She would bemoan the fact that we didn’t have a basement for safe shelter. Pace and wring her hands, jumping with each flash of lightning, clap of thunder or ping of a hail stone. Massive amounts of energy spent on the endeavor of ‘worry’. Zero energy spent doing anything useful – such as locating flashlights in case of power failure or filling a jugs with water. Since our water was supplied via electric well pump, we couldn’t even flush the toilet without electricity. That might have been helpful.
She had no plan to respond to an actual, honest-to-fucking-god tornado**. Listen, watch, pace, wring, bemoan. Repeat as necessary.
Growing up with this, i acquired storm anxiety. It stayed with me until i took my first Probability and Statistics course. Maybe it was an example tossed out by an instructor, or just conversations with my very rational husband, but i realized it was extremely unlikely that i’d ever suffer ill effects due to weather.

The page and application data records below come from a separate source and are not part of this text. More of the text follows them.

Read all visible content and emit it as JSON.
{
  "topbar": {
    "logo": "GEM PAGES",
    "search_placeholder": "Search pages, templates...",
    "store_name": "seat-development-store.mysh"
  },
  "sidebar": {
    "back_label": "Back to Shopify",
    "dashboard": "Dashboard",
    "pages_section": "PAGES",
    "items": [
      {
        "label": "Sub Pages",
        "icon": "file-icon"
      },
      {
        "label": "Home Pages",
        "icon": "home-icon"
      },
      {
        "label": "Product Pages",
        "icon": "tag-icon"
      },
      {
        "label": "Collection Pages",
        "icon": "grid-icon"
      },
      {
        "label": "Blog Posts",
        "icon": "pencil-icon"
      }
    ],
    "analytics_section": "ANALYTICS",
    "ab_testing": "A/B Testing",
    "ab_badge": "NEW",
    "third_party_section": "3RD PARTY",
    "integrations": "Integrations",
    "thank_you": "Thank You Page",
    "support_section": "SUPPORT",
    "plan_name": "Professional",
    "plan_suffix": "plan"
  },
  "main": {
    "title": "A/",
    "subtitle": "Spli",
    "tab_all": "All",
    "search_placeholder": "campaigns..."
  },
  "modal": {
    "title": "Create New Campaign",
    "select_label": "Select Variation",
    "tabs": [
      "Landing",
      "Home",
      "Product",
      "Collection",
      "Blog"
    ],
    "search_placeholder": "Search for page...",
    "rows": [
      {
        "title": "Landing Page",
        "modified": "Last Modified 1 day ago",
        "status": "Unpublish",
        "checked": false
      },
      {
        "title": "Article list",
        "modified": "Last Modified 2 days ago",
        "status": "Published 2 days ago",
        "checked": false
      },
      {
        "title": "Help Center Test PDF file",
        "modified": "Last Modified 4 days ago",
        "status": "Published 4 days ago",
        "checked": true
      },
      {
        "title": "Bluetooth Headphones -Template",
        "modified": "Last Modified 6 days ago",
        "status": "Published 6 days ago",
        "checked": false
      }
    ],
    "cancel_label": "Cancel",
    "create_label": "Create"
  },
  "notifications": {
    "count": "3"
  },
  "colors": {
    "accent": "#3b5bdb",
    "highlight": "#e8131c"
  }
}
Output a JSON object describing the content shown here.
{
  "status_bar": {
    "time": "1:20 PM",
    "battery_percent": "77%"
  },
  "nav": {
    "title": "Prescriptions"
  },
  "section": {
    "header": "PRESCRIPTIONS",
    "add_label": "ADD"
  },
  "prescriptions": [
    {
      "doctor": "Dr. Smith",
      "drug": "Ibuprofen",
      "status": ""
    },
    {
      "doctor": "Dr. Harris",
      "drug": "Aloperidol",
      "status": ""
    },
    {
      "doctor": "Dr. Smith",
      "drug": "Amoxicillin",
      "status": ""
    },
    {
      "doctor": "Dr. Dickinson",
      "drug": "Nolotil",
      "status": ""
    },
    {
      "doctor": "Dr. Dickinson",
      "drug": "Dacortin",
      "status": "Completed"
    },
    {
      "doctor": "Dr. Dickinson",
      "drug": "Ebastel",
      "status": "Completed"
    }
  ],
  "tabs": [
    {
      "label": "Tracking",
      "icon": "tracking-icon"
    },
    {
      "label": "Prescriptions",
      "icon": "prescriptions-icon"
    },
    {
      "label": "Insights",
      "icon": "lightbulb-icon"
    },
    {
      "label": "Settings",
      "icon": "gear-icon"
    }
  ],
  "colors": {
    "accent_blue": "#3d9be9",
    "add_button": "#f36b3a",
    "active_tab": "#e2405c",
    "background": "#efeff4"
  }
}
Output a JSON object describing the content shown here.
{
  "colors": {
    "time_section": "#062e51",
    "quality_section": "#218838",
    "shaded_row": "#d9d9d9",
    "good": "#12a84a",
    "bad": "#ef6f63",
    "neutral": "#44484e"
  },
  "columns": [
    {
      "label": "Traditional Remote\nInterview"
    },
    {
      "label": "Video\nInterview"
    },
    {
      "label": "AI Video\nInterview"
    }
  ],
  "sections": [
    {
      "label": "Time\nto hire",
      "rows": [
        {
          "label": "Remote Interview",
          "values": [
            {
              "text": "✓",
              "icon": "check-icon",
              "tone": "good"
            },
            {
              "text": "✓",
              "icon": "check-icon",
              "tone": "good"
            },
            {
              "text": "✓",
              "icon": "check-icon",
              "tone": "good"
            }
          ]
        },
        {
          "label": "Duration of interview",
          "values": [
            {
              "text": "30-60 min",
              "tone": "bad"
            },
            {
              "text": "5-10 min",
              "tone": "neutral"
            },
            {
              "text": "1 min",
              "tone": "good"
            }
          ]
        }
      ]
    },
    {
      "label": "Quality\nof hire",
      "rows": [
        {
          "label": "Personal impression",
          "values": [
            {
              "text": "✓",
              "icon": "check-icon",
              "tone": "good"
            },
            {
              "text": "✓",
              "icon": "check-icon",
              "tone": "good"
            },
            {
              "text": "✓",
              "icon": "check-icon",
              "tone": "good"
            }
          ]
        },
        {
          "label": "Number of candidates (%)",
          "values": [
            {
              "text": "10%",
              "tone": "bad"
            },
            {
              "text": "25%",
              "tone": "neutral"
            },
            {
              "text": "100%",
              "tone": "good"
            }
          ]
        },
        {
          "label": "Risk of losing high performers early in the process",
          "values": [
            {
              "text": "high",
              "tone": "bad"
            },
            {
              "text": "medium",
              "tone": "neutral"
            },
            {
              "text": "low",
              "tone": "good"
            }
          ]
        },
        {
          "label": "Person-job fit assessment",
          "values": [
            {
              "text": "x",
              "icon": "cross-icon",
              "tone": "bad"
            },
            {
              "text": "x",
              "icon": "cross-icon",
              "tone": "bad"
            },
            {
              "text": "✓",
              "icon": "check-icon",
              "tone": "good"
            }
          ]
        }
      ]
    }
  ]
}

In “Freakonomics”, the authors take a run at this phenomena. Even though we are FAR more likely to die of heart disease, cancer, stroke, and auto accidents, humans are irrationally worried about “death by windstorm”. The authors discuss our natural propensity to be less afraid of things we control. You are more likely to die in a car than an airplane***, but we fear flying because we’re not in control.
Fast forward a few decades. Mom still has storm anxiety – as do all of my siblings****. i have learned to place myself into a “mental bunker” and not respond when they start yammering about scary weather, and death from the skies.
Unfortunately, i still haven’t learned to do this on facebook.
With the first storm of the season upon us, i saw a dozen postings regarding weather. Not limited to just theater people, or high school friends who grew up with me, there was no single representative demographic. Unable to restrain myself, i went to several of these threads and posted the following:
over your lifetime, the odds of dying of heart disease are 1:5, cancer 1:7, stroke 1:23, auto accident 1:100… tornado? 1:60,000
math. trust it. oh, and we probably need to rethink the bacon… damn it.
Not surprisingly, this was completely ignored. What? Facts and figures? It seemed to be a buzzkill, as several active commentary threads shut down after i hoarked up data.
It finally occurred to me that there’s more to this baseless fear. Being scared is fun – that’s what gets our asses on roller coasters, our butts in theaters for zombie flicks and why humans jump out of perfectly good airplanes for sport. When you’re afraid? You KNOW you’re alive…
Who am i to deny people the chance to feel a rush of blood coursing through their veins? The thrill of staring down death – and surviving to fear another day?
i give up. Back to trying to teach my fucking dog to sing…
* That is an SP-5 on the “Sucks at Math” scale.
** It was her youngest child who eventually came up with a “tornado safety plan”. Based on the annual “Spring Tornado Preparedness” drills at my elementary school, i wrote it all down – when I was about 10 years old. “Open windows. Grab blankets from bedrooms. Close doors to bedrooms and bathroom. Shelter in hallway.” She didn’t seem that interested in the plan – told me that what we really needed was a basement.
*** They do their math by “deaths per mile traveled over a lifetime”. The risks are fairly even… Smarter statistics. That’s why they are two very rich men (i hope).
**** Florida sister has weathered several hurricanes. Her ‘disaster preparedness’ methods are pretty solid by now. “Go to liquor store. Put up storm shutters. Drink. Repeat as necessary.”